Your loved one had a remarkable life. Tell their story, and we'll publish it online for free.

Get started for free
November 20, 2019 Beyond The Dash

Is a Funeral Held for a Person Who Was Cremated?

Or should we say 'memorial' instead?

Is a Funeral Held for a Person Who Was Cremated?
There's a slight distinction between 'funeral' and a 'memorial'. (Getty Images)

The word 'funeral' is often used colloquially to refer to any ceremony held in honor of a deceased person. But is this term technically correct when the deceased was cremated?


Final disposition


Cremation is the most popular method of final disposition for remains today. A recent study showed that more than half of Southerners prefer to be cremated when they pass away. It wasn't always that way. Traditional burial has strong roots in several major religions, including Catholicism, Judaism and Islam which generally forbid cremation. 


Despite the rising popularity of cremation, many people still aren't sure if a funeral is to be held, or if the memorial service accompanying a cremation can be called a funeral. 


Though many people use the word funeral to a gathering of mourners, funeral and memorial refer to distinct service types in the funeral industry:


Funeral


Service held to memorialize a deceased person, with their body present.


Memorial


Service held to memorialize a deceased person, with their body not present. Even when cremated remains are present, funeral directors still consider this service a memorial. 


Celebration of life


Memorial that focuses on the good times in the deceased person's life, and often involves joyful music. The body may or may not be present, including in the form of cremated remains. 


Today, a funeral is what the deceased survivors make of it. 
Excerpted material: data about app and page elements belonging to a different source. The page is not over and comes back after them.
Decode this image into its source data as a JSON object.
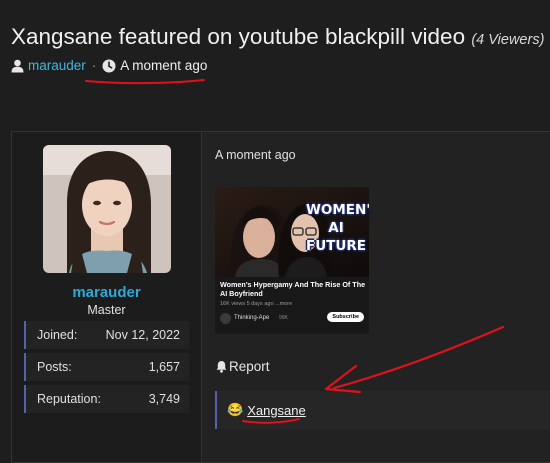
{
  "thread": {
    "title": "Xangsane featured on youtube blackpill video",
    "viewers": "(4 Viewers)",
    "author": "marauder",
    "separator": "·",
    "timestamp": "A moment ago"
  },
  "post": {
    "user": {
      "name": "marauder",
      "title": "Master",
      "stats": [
        {
          "label": "Joined:",
          "value": "Nov 12, 2022"
        },
        {
          "label": "Posts:",
          "value": "1,657"
        },
        {
          "label": "Reputation:",
          "value": "3,749"
        }
      ]
    },
    "date": "A moment ago",
    "video": {
      "thumb_text": "WOMEN'S AI FUTURE",
      "title": "Women's Hypergamy And The Rise Of The AI Boyfriend",
      "stats": "16K views  5 days ago  ...more",
      "channel": "Thinking-Ape",
      "subs": "99K",
      "subscribe": "Subscribe"
    },
    "report_label": "Report",
    "quote": {
      "emoji": "😂",
      "mention": "Xangsane"
    }
  },
  "colors": {
    "background": "#1e1e1e",
    "link": "#45b6d8",
    "username": "#2fa8d6",
    "accent_border": "#5b5fb0",
    "annotation": "#e0111b"
  }
}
Some would call a cremated person's funeral a memorial instead, drawing a clear distinction between the kinds of events held in honor of one who has passed. Others would call the gathering a funeral if the cremated remains are present at the event. Many would agree that the choice of words here hardly matters for the family who is newly bereaved.
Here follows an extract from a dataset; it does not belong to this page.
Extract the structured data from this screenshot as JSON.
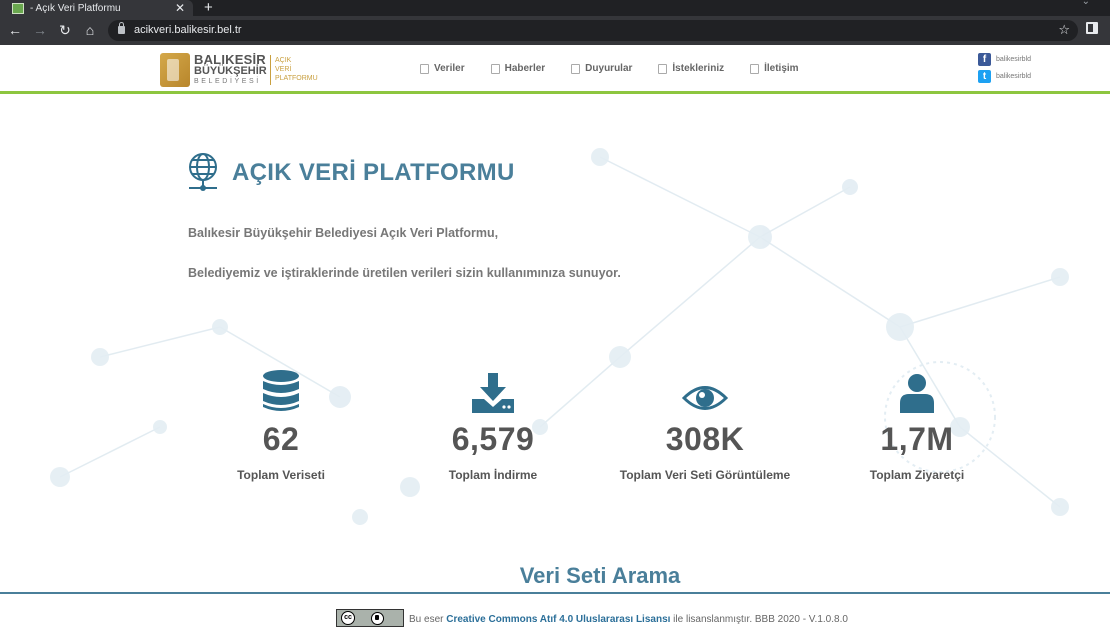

In some communities with religious or traditional values, there may be a stronger distinction drawn between these terms. A funeral director can guide the family through the process of purchasing the type of funeral that aligns best with their individual needs, but after that, it's their decision how to refer to the memorial event, if they choose to host one, 
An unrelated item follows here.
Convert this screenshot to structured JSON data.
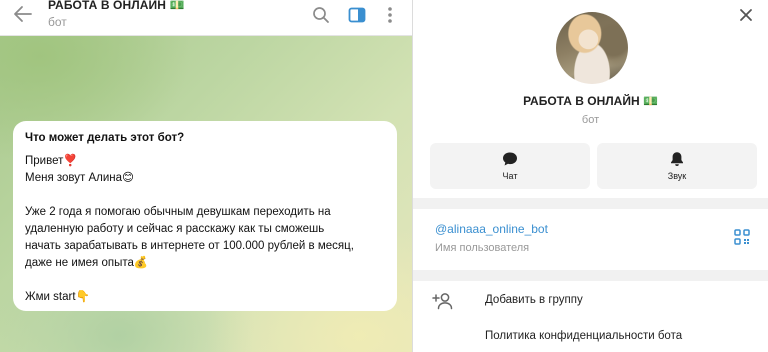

What's most important is to note the family's preference and use this name for the funeral when referring to the event — whether it be funeral, memorial, celebration of life, or something more unusual


Create an Obituary

Your loved one had a remarkable life. Tell their story, and we’ll publish it online for free.

After creating an online memorial, you can also publish in print in any of over 6,000 newspapers across North America.

Get started for free
Discover our blog
View more